When implementing art-math modules, intentionally build in time for on-going student feedback and student-led planning. Knowledge of the dynamics of effective student group work, as described in complex instruction, is useful for helping ensure student buy-in. Teachers exposed to and comfortable with some level of experimentation in the classroom and who can shift the classroom focus from one of general pedagogy to one that is particularly connected to their own students will find interdisciplinary activities more manageable despite time constraints.

This is what teachers said:

  • “The work was almost entirely student-led, buy-in was very high and student body interest was great. It was a challenge to keep up with where the students were going, sometimes frustration was high on the student or teacher side, but the rewards were worth it. Being flexible is the key to success.”
  • “I had a very limited understanding of what could be possible. This project helped me experiment and think outside the box.”
  • “To be prepared for students changing the direction of their project required us to be ready for almost anything. We teachers planned for many scenarios.”

Build interdisciplinary courses and modules around established, agreed upon standards for each content area. Clearly and frequently state the broad goals of the work with all participants.

This is what one teacher said:

  • “Our teachers have long experience working across disciplines to integrate content and were aware of logistical challenges in pulling such programs together. We wanted to make sure that the Legacy Project was firmly grounded in both art and math standards. The Art and Math Integration Project provided support in terms of time and expertise from our regional coordinators as well as opportunities to learn from the other project participants in our region.”

Leverage existing school structures, policies and schedules to help ensure implementation and sustainability of arts/math modules.

This is what teachers said:

  • “The project allowed students to finish parts of their senior project, and get credit in math or art."
  • “Many of our alternative school students enjoy art and are deficient in math credit. Our teachers collaborate informally. The Legacy Project (E.A.G.L.E Transition Math Project initiative) provided support for teachers to collaborate systematically to develop an integrated curriculum to enable our students to meet graduation requirements in a meaningful way.”

In the Arts/Math Integration project, successful efforts were ones where teachers reflected on interdisciplinary work as a unique opportunity to re-examine a discipline’s big ideas, teaching approaches, and the use of tasks and examples. It was viewed as an opportunity to explore alternative methods, and reflect on student learning and instructional priorities in new ways by drawing on and from other disciplines.

This is what some teachers shared as reflections on their work:
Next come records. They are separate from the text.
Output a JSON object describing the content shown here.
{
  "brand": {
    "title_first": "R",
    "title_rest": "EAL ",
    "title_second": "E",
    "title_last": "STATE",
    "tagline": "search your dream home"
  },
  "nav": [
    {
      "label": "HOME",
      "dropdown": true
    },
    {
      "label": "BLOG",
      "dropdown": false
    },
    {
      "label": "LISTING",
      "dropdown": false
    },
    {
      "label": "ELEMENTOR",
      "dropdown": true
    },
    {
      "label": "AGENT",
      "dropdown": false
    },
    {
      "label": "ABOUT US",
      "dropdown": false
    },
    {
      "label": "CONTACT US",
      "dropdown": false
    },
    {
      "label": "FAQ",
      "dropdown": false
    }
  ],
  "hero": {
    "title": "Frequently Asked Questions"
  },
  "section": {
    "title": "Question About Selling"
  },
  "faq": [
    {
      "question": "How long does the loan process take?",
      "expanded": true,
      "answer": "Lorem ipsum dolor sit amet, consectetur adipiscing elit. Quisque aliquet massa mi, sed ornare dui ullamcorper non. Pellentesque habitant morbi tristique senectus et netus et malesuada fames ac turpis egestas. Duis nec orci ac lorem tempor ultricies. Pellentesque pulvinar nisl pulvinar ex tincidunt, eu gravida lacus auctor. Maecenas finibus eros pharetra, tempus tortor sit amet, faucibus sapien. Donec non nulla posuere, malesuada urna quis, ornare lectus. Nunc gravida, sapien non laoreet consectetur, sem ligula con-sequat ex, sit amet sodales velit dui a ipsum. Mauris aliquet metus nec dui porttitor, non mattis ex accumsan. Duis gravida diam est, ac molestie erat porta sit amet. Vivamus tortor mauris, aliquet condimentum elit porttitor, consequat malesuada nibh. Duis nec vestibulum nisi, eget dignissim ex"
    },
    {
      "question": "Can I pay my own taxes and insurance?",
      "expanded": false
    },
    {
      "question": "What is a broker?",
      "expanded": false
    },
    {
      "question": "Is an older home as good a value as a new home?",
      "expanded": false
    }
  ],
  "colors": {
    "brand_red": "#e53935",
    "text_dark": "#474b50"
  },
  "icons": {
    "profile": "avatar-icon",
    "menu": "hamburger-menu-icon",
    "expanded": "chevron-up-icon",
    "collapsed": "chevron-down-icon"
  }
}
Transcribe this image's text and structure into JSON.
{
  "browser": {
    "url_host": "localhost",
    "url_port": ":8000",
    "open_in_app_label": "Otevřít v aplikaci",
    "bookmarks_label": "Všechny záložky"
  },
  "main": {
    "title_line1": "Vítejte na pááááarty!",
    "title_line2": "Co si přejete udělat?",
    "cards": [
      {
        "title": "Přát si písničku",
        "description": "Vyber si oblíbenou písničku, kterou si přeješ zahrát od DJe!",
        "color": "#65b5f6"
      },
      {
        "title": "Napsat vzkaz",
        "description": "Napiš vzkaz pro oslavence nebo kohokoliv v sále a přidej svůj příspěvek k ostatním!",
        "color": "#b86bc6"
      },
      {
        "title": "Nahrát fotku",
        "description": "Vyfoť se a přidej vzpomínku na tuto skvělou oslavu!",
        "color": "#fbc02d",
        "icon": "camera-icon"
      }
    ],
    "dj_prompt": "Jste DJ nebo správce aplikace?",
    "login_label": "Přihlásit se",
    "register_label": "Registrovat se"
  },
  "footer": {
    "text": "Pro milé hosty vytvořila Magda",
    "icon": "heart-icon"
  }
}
  • “I learned a lot about how art instructors evaluate student learning and how they establish learning outcomes. I was surprised by the varying level of mathematics that is utilized in an art classroom; from basic mathematics and geometry to trigonometry and pre-calculus topics.”
  • “Our commitment to interdisciplinary approaches to content has been strengthened by our participation in the Art and Math Integration Project. We also saw how the skills developed through art and math content areas can be used in "real" projects that can benefit the community (service learning). School wide (district wide) support greatly enhances chances of success and multiplies the effect beyond the actual participants.”

For initiating or continuing integration efforts, a strong case needs to be explicitly made for how interdisciplinary efforts support and connect to district and student achievement goals. This will help ensure that time and resources can be directed to support these efforts.

This is what teachers said:

  • “I feel that this program has merit. It has the potential to augment any school districts math program. The challenge would be finding the open-minded administration to take the steps forward or to use Integrated Math.”
  • “Art and math faculty need more time together to collaborate and communicate during this creative process.”